This is something troubling that I learned four days ago, when I was reading NPR’s website. This article caught my attention because it seemed odd that people in Indonesia would protest the actions of a church in Florida…
Troubled by this report, I wanted to learn all sorts of things. For starters, how big is this church? I found that out by looking it up on Google Earth — it’s pretty small.

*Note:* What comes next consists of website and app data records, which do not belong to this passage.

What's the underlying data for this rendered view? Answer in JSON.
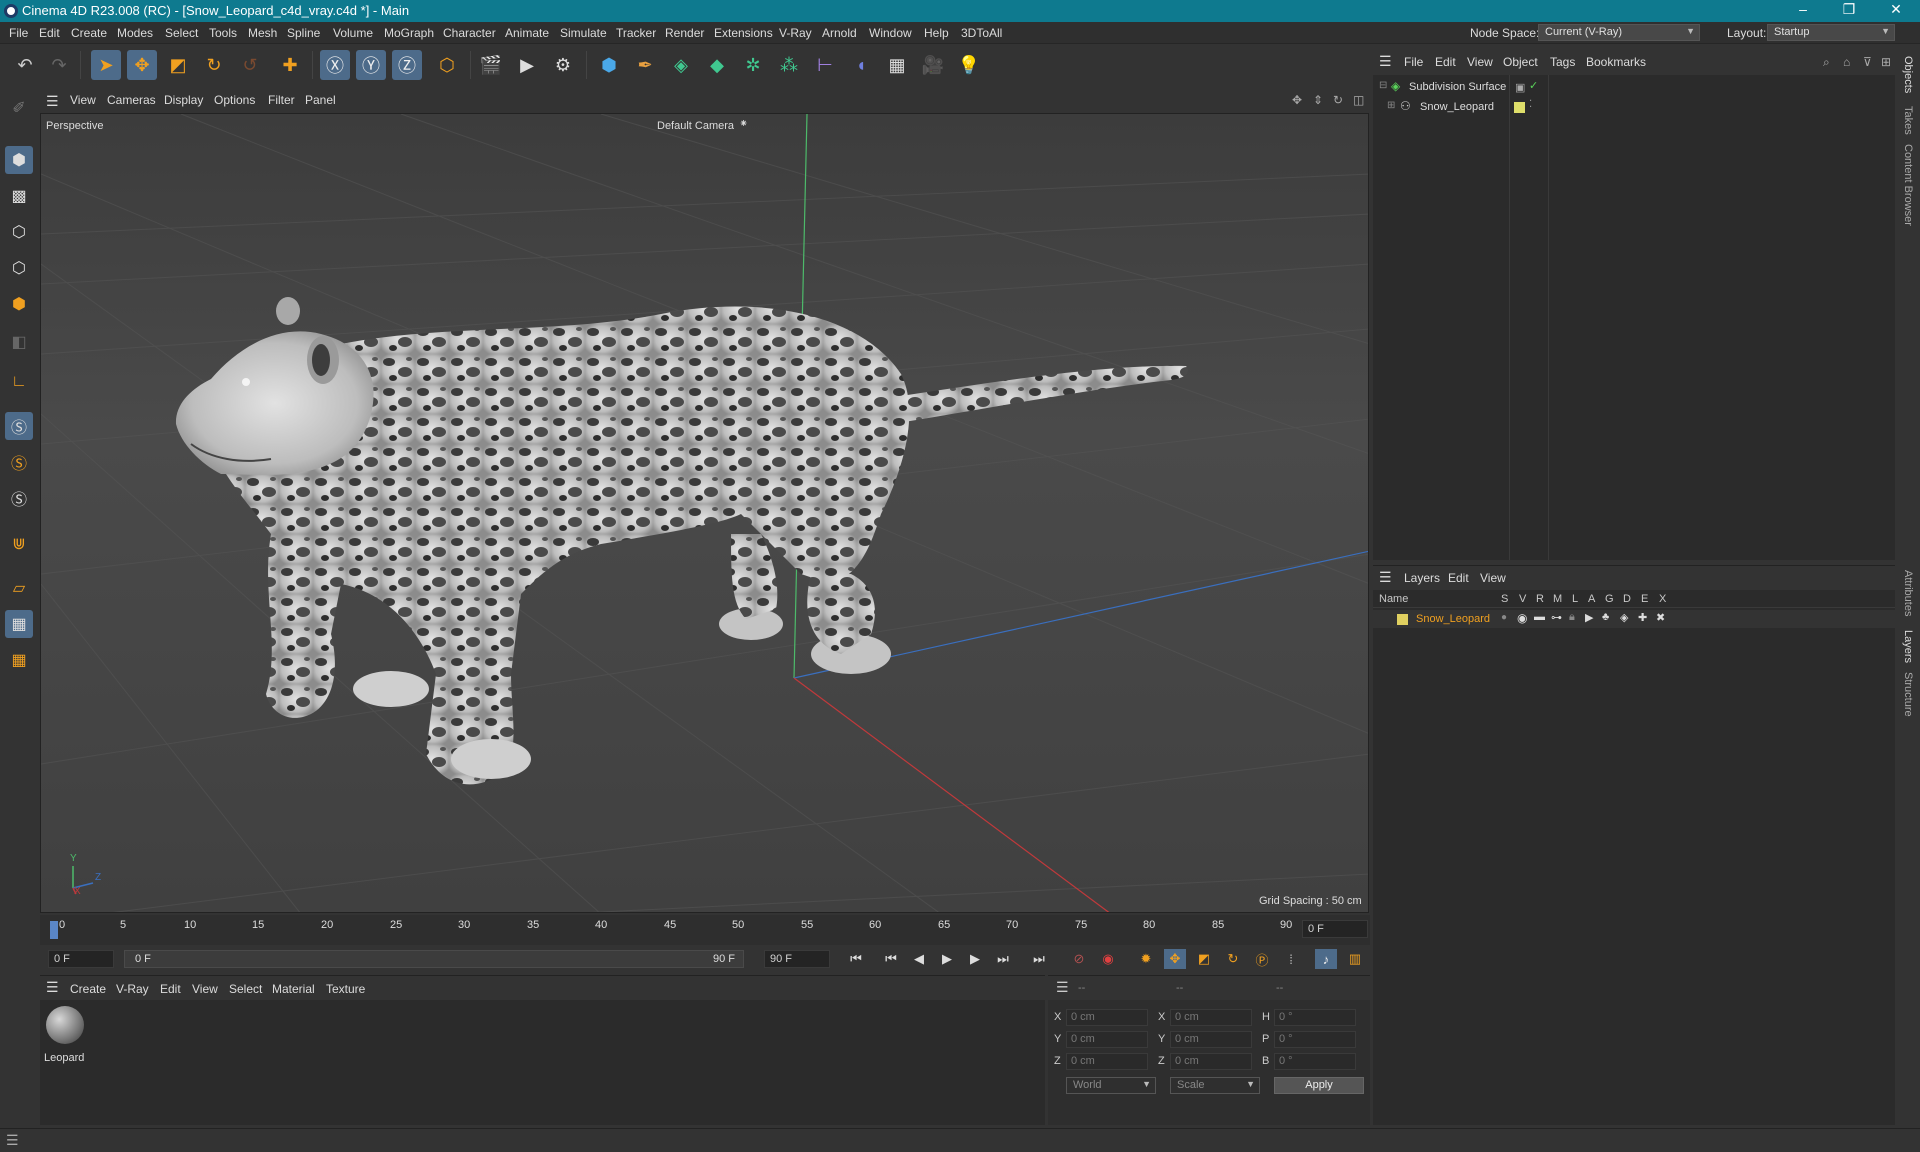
{
  "window": {
    "title": "Cinema 4D R23.008 (RC) - [Snow_Leopard_c4d_vray.c4d *] - Main",
    "controls": [
      "–",
      "❐",
      "✕"
    ]
  },
  "menubar": {
    "items": [
      "File",
      "Edit",
      "Create",
      "Modes",
      "Select",
      "Tools",
      "Mesh",
      "Spline",
      "Volume",
      "MoGraph",
      "Character",
      "Animate",
      "Simulate",
      "Tracker",
      "Render",
      "Extensions",
      "V-Ray",
      "Arnold",
      "Window",
      "Help",
      "3DToAll"
    ],
    "node_space_label": "Node Space:",
    "node_space_value": "Current (V-Ray)",
    "layout_label": "Layout:",
    "layout_value": "Startup"
  },
  "viewport": {
    "menu": [
      "View",
      "Cameras",
      "Display",
      "Options",
      "Filter",
      "Panel"
    ],
    "view_name": "Perspective",
    "camera": "Default Camera",
    "grid_spacing": "Grid Spacing : 50 cm",
    "axis_labels": {
      "y": "Y",
      "z": "Z",
      "x": "X"
    }
  },
  "timeline": {
    "ticks": [
      "0",
      "5",
      "10",
      "15",
      "20",
      "25",
      "30",
      "35",
      "40",
      "45",
      "50",
      "55",
      "60",
      "65",
      "70",
      "75",
      "80",
      "85",
      "90"
    ],
    "current_frame_right": "0 F",
    "start_field": "0 F",
    "range_start": "0 F",
    "range_end": "90 F",
    "end_field": "90 F"
  },
  "material_manager": {
    "menu": [
      "Create",
      "V-Ray",
      "Edit",
      "View",
      "Select",
      "Material",
      "Texture"
    ],
    "materials": [
      {
        "name": "Leopard"
      }
    ]
  },
  "coordinates": {
    "headers": [
      "--",
      "--",
      "--"
    ],
    "rows": [
      {
        "l1": "X",
        "v1": "0 cm",
        "l2": "X",
        "v2": "0 cm",
        "l3": "H",
        "v3": "0 °"
      },
      {
        "l1": "Y",
        "v1": "0 cm",
        "l2": "Y",
        "v2": "0 cm",
        "l3": "P",
        "v3": "0 °"
      },
      {
        "l1": "Z",
        "v1": "0 cm",
        "l2": "Z",
        "v2": "0 cm",
        "l3": "B",
        "v3": "0 °"
      }
    ],
    "mode": "World",
    "transform": "Scale",
    "apply_label": "Apply"
  },
  "object_manager": {
    "menu": [
      "File",
      "Edit",
      "View",
      "Object",
      "Tags",
      "Bookmarks"
    ],
    "objects": [
      {
        "name": "Subdivision Surface",
        "color": "#5ad45a"
      },
      {
        "name": "Snow_Leopard",
        "color": "#dede6a"
      }
    ]
  },
  "layer_manager": {
    "menu": [
      "Layers",
      "Edit",
      "View"
    ],
    "columns": [
      "Name",
      "S",
      "V",
      "R",
      "M",
      "L",
      "A",
      "G",
      "D",
      "E",
      "X"
    ],
    "layers": [
      {
        "name": "Snow_Leopard",
        "color": "#e0d060"
      }
    ]
  },
  "side_tabs": [
    "Objects",
    "Takes",
    "Content Browser",
    "Attributes",
    "Layers",
    "Structure"
  ]
}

It has something like 30 people at an average service.
But it’s near the University of Florida, and there will be thousands of people in town on 9/11 for the University of Florida’s football game against the University of South Florida.
When I showed this article to my wife, she astutely asked: “how is this different from flag burning?” That’s a good comparison to make — a flag is the symbol of the United States, and the US Supreme Court has ruled (in a highly controversial 5-4 decision) that flag burning is a protected form of free speech.
Here’s the blurb from Wikipedia about flag desecration:
Today, defacing a flag is an act of protected speech under the First Amendment to the United States Constitution, as established in Texas v. Johnson, 491 U.S. 397 (1989), and reaffirmed in U.S. v. Eichman, 496 U.S. 310 (1990).
After these decisions, several “flag burning” amendments to the Constitution have been proposed. On June 22, 2005, a flag burning amendment was passed by the House with the needed two-thirds majority. On June 27, 2006, the most recent attempt to pass a ban on flag burning was rejected by the Senate in a close vote of 66 in favor, 34 opposed, one vote short of the two-thirds majority needed to send the amendment to be voted on by the states
So it’s controversial to burn a flag, because to many of the 310 million Americans in the world, the flag is a crucial symbol of America. So imagine what burning a stack of holy Qurans means to the 1.5 billion Muslims on the planet. It’s amazing that one person can make such a commotion, but the reverend of the church in Florida, Terry Jones, is now in the headlines because of his plan. Here’s a compelling picture from the LA Times:
I wonder whether the reverend actually read the Quran…
As someone who tries to empathize with a situation, I wondered what it would feel like to be a Muslim living in Gainesville, Florida. Surely there are many Muslim students at the University of Florida.
But what is the population of Muslims in Gainesville? In Florida? I poked around online and I found that back in 1990, the Muslim population in Florida was .1% ( 12,000/12,000,000=0.001) — see http://www.jannah.org/popstatistics/usamuslims.html
There is no accurate count of the number of Muslims in the U.S. because the Census Bureau does not collect data on religious identification, but here are some interesting statistics I found:
We’ll see what happens on Saturday. The story is now front-page news for many news organizations, so it won’t be hard to follow. Here’s one last take on it from a report in Slate.com:
It’s amazing to me how we live in such an inter-connected world that the actions of one church in Florida can inspire protests in Indonesia and stir up discussion and concern in Afghanistan (and I presume in Iraq as well).